Report on the Good Friday Agreement, Brexit and the Environment launched (via Environmental Pillar)

 
Unleashing the full potential of the Good Friday/Belfast Agreement could address some of the main risks posed by Brexit to the environment of the island of Ireland, a new report has found.
 
 
The Full Report can be accessed here.
 
The Executive Summary can be accessed here.
 
The independent report – commissioned by the Environmental Pillar and
Northern Ireland Environment Link – examines the cross–border environmental
co–operation supported by the Agreement.

Launched at an event at Leinster House, the report stresses that firming up the structures and institutions set–up under the Agreement could minimise some of the negative impacts arising from the removal of the existing common EU regulatory standards.

Brexit poses a major environmental threat to the island of Ireland if there is not a common set of standards for tackling issues such as invasive species, emissions standards, water quality, and hazardous waste.

The report outlines several key threats posed by Brexit to our single bio–geographic region, namely:

  1. Regulatory divergence that could lead to governance gaps and deterioration in standards, posing countless risks to biodiversity on the island
  2. Weakening of legislative protection in the North caused by the loss of the EU’s oversight and enforcement mechanisms
  3. Potential loss of significant stream of cross–border funding
  4. Physical blockage of cross–border co–operation posed by a hard border scenario
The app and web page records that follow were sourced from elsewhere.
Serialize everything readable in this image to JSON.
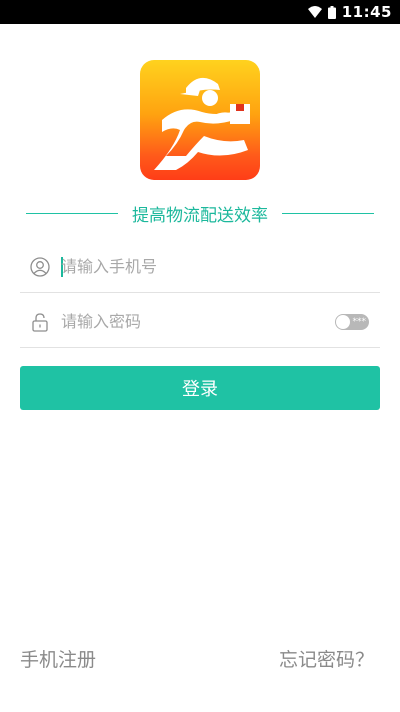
{
  "status_bar": {
    "time": "11:45",
    "wifi_icon": "wifi-icon",
    "battery_icon": "battery-icon"
  },
  "app": {
    "logo_icon": "delivery-courier-logo",
    "tagline": "提高物流配送效率"
  },
  "form": {
    "phone": {
      "placeholder": "请输入手机号",
      "value": "",
      "icon": "user-icon"
    },
    "password": {
      "placeholder": "请输入密码",
      "value": "",
      "icon": "lock-icon",
      "visibility_toggle": "off"
    },
    "login_button": "登录"
  },
  "footer": {
    "register_link": "手机注册",
    "forgot_link": "忘记密码？"
  },
  "colors": {
    "accent": "#1fc2a4",
    "accent_text": "#1cb89c",
    "logo_top": "#ffd21e",
    "logo_bottom": "#ff3d17"
  }
}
These obstacles could be tackled, through better use of the institutions established under the Agreement as a vehicle to maintain high standards in policy and regulatory alignment on the island, the report states.

Read more via Environmental Pillar…